- _Work order_:
Copy, from the data below, every line that has "Establish" in it.

***

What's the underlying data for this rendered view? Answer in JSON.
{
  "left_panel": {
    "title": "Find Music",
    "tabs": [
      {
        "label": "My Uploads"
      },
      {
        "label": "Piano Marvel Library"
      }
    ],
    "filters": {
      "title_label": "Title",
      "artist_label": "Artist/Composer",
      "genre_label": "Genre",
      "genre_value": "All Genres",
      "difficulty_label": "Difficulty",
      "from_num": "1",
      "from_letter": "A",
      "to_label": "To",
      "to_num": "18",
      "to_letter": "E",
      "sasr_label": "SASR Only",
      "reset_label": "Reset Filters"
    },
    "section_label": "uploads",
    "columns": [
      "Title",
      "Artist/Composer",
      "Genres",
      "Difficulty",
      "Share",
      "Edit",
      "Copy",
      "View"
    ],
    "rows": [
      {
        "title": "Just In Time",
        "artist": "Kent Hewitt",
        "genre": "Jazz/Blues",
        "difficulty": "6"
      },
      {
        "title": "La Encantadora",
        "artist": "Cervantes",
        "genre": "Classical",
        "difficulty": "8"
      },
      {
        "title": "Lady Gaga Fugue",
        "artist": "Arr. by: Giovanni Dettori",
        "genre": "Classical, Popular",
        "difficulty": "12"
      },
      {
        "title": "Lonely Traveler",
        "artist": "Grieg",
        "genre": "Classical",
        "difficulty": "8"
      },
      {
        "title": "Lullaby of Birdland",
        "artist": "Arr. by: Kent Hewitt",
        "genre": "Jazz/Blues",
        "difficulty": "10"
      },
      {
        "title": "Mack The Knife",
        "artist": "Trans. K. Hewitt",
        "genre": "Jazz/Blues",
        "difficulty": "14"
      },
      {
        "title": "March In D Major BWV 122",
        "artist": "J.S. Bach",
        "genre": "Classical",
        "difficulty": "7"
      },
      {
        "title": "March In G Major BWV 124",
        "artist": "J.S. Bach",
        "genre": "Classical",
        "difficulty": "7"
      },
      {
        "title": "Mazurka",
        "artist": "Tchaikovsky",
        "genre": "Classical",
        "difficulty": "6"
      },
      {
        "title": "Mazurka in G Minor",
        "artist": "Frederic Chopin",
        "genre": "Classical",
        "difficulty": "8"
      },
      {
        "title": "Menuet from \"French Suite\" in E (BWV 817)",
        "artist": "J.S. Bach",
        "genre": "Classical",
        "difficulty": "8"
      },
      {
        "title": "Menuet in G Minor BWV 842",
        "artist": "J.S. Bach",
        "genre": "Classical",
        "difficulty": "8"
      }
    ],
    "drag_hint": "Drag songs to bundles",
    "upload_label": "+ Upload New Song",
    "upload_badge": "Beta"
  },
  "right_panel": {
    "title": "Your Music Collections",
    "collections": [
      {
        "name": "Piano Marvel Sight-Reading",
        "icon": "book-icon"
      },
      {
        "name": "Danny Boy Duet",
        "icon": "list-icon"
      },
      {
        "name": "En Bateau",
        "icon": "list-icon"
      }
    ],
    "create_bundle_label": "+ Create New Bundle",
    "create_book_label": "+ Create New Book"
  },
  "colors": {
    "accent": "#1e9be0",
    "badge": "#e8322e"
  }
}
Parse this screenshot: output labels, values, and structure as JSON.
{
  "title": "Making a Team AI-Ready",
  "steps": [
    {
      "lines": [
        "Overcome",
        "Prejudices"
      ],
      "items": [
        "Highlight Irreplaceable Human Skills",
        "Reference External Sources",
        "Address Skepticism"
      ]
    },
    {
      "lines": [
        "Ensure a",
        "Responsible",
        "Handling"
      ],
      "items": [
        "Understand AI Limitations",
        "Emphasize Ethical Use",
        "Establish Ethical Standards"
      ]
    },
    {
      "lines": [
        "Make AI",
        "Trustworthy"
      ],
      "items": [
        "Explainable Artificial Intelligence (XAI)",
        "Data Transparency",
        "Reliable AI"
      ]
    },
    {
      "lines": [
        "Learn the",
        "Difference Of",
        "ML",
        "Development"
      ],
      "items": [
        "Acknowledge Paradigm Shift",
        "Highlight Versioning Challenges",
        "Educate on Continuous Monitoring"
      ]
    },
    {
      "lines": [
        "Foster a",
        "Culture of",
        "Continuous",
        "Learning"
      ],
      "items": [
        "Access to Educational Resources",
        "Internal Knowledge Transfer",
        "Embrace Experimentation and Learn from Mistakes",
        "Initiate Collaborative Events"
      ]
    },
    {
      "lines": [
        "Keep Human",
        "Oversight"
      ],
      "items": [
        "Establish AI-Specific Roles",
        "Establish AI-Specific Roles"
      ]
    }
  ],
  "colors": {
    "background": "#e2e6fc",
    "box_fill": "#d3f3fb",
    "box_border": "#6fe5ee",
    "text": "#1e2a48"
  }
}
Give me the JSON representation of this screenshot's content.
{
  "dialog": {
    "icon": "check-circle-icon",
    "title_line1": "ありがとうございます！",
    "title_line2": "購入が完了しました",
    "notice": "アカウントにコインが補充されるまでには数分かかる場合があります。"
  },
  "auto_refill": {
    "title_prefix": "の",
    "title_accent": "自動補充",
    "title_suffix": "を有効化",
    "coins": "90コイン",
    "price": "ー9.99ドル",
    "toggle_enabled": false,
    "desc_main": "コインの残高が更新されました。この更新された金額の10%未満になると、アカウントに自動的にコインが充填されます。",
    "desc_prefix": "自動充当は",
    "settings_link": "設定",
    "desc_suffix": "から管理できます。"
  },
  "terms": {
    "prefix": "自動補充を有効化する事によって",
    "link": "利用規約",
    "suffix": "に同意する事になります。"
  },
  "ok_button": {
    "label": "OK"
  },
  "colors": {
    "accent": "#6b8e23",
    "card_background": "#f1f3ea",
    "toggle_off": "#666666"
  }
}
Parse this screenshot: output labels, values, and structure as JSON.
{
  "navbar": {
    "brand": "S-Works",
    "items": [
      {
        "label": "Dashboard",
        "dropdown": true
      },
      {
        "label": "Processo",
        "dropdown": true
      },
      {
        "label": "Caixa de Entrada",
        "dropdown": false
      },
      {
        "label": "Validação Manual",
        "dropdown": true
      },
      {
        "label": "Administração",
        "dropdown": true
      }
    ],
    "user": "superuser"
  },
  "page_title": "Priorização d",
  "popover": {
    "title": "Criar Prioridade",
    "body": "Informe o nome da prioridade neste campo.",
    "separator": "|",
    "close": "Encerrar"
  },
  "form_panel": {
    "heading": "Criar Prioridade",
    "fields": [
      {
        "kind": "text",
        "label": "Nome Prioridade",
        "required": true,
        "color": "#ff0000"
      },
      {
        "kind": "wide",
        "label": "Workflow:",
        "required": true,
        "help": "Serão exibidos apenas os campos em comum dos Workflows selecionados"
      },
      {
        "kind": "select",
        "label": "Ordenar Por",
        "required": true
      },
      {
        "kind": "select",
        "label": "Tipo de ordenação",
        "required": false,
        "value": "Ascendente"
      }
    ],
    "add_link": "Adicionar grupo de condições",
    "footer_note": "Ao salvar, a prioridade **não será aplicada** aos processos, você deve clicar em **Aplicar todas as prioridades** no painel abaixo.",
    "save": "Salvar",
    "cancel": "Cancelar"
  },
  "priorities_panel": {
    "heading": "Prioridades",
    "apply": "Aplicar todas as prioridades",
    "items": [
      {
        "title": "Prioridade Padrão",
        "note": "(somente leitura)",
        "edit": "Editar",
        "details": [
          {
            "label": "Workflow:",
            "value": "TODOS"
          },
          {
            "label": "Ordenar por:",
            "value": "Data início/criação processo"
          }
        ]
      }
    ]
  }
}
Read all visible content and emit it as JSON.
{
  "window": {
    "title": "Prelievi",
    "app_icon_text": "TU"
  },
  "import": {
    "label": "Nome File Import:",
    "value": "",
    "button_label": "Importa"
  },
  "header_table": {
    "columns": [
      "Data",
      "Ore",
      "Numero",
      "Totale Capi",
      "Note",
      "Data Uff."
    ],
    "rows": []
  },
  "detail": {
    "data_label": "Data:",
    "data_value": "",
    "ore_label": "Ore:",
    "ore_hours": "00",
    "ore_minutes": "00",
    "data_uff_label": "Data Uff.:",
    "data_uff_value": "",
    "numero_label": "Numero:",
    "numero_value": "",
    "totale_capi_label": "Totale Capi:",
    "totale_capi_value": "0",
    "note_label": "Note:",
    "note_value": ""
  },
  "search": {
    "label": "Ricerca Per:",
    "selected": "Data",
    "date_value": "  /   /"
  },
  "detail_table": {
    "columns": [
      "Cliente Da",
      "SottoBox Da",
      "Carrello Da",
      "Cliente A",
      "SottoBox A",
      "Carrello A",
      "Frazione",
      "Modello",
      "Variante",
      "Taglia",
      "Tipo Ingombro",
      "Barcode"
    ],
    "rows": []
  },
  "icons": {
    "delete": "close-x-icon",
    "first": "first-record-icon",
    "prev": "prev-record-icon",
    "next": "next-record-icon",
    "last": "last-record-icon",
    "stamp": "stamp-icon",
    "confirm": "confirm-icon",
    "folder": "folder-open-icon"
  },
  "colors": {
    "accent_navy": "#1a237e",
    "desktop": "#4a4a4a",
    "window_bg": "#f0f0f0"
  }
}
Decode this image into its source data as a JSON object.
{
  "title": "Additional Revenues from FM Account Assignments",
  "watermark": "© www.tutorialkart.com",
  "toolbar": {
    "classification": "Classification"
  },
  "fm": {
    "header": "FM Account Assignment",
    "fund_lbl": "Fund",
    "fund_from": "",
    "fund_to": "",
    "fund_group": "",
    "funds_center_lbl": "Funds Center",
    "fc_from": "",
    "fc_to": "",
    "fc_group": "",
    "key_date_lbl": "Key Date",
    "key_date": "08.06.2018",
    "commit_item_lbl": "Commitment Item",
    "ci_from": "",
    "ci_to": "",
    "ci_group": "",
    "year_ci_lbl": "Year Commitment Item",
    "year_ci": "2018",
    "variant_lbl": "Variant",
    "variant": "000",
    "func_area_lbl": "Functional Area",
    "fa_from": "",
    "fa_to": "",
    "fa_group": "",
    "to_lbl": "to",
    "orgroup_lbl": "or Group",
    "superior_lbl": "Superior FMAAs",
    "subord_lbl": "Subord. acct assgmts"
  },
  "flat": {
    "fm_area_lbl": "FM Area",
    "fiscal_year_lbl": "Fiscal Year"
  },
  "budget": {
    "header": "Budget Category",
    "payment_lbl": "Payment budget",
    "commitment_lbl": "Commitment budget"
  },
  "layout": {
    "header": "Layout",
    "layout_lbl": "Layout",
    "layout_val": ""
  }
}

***

- _Answer space_:
        "Establish Ethical Standards"
        "Establish AI-Specific Roles",
        "Establish AI-Specific Roles"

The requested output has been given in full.